All Systems Red by Martha Wells is a story about a rogue AI that calls itself Murderbot, due to an unfortunate incident in its past. It poses as a humanoid sentrybot, hired out to groups by the Company it belongs to as security protection. It carefully keeps the fact that it no longer has to obey orders given to it from those around it, so that it can spend time watching the soap operas it enjoys.

When things start going wrong for those it has been instructed to protect, it finds itself starting to care about keeping them alive.

Written from the perspective of Murderbot itself, Martha Wells actually does a good job of portraying the somewhat inhuman intelligence of an AI. Probably better than most things I’ve read actually.

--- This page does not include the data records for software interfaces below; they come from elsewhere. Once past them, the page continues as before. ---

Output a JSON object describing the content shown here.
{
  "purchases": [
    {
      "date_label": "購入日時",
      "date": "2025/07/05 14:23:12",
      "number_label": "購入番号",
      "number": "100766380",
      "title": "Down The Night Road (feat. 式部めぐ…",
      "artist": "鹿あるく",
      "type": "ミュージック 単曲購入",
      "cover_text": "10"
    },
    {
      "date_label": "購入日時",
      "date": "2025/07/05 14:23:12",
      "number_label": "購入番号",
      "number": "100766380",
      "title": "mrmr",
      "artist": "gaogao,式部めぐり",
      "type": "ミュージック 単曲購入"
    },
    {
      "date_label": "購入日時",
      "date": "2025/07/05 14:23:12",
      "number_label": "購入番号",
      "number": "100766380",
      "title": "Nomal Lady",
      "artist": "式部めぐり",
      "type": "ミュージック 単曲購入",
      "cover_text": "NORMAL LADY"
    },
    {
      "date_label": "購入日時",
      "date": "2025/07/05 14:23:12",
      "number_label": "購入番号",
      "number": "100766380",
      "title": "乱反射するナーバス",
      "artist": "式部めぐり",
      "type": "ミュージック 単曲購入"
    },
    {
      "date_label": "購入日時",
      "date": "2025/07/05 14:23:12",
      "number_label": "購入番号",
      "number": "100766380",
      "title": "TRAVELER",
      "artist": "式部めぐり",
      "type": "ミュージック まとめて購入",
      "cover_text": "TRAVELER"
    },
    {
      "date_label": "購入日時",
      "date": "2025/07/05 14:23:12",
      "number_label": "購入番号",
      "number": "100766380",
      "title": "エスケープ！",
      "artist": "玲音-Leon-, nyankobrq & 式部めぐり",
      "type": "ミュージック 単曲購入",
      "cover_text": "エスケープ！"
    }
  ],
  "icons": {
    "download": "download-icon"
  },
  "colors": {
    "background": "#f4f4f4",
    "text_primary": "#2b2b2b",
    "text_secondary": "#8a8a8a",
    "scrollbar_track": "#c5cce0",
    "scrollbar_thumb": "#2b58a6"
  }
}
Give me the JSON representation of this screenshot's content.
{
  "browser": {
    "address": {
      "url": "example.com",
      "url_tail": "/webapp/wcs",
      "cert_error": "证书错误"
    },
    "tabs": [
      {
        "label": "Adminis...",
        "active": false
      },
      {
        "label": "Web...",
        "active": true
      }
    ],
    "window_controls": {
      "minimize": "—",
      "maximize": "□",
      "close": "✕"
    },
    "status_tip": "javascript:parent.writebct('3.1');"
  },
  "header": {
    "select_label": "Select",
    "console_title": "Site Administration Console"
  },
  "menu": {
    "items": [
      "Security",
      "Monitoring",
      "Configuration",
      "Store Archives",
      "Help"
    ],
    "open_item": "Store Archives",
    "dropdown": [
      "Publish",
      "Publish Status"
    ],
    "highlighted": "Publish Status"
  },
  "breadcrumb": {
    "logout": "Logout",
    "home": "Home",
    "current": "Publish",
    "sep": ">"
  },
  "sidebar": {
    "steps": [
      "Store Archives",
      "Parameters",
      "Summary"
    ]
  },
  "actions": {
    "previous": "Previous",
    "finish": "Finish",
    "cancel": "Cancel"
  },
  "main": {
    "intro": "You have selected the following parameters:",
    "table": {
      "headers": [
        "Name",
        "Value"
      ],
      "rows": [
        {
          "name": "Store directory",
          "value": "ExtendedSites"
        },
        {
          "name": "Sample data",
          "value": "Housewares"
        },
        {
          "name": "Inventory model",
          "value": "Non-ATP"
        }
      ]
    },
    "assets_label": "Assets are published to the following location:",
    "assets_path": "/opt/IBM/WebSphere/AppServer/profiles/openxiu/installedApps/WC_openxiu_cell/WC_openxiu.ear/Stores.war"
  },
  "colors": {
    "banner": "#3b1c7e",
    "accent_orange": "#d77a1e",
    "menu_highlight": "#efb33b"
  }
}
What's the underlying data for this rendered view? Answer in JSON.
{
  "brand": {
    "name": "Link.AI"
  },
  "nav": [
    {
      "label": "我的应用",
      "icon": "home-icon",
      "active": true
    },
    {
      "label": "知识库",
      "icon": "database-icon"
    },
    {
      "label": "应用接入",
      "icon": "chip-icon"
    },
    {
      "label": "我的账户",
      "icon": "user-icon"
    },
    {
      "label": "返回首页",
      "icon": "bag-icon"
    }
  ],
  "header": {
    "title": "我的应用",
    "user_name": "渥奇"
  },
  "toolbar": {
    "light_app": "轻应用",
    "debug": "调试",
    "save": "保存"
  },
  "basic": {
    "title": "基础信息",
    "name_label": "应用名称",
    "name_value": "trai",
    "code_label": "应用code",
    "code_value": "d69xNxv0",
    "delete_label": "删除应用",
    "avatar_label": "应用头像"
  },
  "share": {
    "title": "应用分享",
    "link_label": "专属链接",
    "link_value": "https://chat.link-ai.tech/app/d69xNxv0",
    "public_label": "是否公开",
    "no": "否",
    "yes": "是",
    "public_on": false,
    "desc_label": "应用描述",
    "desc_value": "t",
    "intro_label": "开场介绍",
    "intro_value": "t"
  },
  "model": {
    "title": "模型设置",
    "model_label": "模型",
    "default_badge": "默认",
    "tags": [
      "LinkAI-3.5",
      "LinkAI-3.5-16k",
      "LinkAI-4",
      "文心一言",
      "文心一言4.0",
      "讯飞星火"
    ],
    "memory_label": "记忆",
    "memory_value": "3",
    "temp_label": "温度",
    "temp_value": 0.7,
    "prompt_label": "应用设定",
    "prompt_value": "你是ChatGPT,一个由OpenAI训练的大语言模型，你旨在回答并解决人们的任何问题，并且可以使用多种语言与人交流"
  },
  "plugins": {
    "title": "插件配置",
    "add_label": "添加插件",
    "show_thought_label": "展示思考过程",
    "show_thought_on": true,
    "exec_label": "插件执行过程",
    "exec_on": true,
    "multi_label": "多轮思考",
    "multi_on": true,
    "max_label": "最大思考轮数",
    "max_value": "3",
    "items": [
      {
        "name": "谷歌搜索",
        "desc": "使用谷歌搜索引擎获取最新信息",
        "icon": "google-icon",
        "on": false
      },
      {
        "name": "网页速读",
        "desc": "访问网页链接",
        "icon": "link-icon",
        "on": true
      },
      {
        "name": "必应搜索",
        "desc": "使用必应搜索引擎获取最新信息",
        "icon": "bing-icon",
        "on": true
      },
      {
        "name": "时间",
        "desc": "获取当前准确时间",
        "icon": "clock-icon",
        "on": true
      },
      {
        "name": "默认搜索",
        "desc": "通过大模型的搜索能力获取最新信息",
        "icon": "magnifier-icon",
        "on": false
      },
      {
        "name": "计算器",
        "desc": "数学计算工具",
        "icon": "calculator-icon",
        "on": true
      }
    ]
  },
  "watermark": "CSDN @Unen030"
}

It’s emotional detachment is amusing, as are it’s quirks of what it does to pass the time. The story is simple, but interesting. No complicated twists, or heavy character driven arcs, just a fun story about a simple Murderbot trying to keep its charges alive. Highly recommended.

Ad Astra

Ad Astra is a SciFi film about which I’ve heard some mixed reviews, and it’s definitely not your usual ScFi film. It’s more an exploration of the thoughts of a single person looking for his father, and the ScFi aspect of it is really just a backdrop which could probably be replaced by anything.

However, despite it not having much SciFi to it (and much of what there is really shouldn’t be thought about too closely), and despite it being slow and not much happening, it is utterly gorgeous. I’ve heard the phrase Every Frame A Painting, and I think this definitely applies to the film.

Every shot seems to have been meticulously planned and framed, with colours always just right. Even simple shots of putting on a helmet, or walking down a corridor which would have simply been filmed to show the action in most films, were a piece of art.

The science though… the less said about it the better. I really liked the huge tower at the beginning (which I assumed was meant to be a space elevator, but apparently wasn’t), and the scene that followed it, but much of it really didn’t make sense, and some was actually confusing.

They went beyond the Heliopause… but where actually at Neptune. Did they fail to get there, or were the writers confused as to where the Heliopause is? It definitely confused me for a while trying to figure out what was going on. That wasn’t the only science oddity, but the others were more obviously bad science.

But don’t think too hard and enjoy the visuals. If you’re able to do that, then it’s a good film.

Samuel Penn